**Exercise directions**. For each line below that contains the word "heading", return that line.

**Provided entries**.

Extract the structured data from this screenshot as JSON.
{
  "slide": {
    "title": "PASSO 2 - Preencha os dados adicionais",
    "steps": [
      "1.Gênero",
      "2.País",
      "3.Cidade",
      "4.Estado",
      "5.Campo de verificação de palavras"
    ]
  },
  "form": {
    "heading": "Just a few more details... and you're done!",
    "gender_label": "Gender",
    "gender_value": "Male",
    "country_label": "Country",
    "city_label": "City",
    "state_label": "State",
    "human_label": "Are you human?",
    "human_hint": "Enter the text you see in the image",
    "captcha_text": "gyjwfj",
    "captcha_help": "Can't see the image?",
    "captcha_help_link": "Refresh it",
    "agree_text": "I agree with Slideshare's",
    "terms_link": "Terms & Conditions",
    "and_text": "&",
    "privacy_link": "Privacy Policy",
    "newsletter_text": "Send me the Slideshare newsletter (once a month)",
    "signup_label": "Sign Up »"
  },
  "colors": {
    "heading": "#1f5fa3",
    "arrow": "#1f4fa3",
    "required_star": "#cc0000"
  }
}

**The answer**.
    "heading": "Just a few more details... and you're done!",
    "heading": "#1f5fa3",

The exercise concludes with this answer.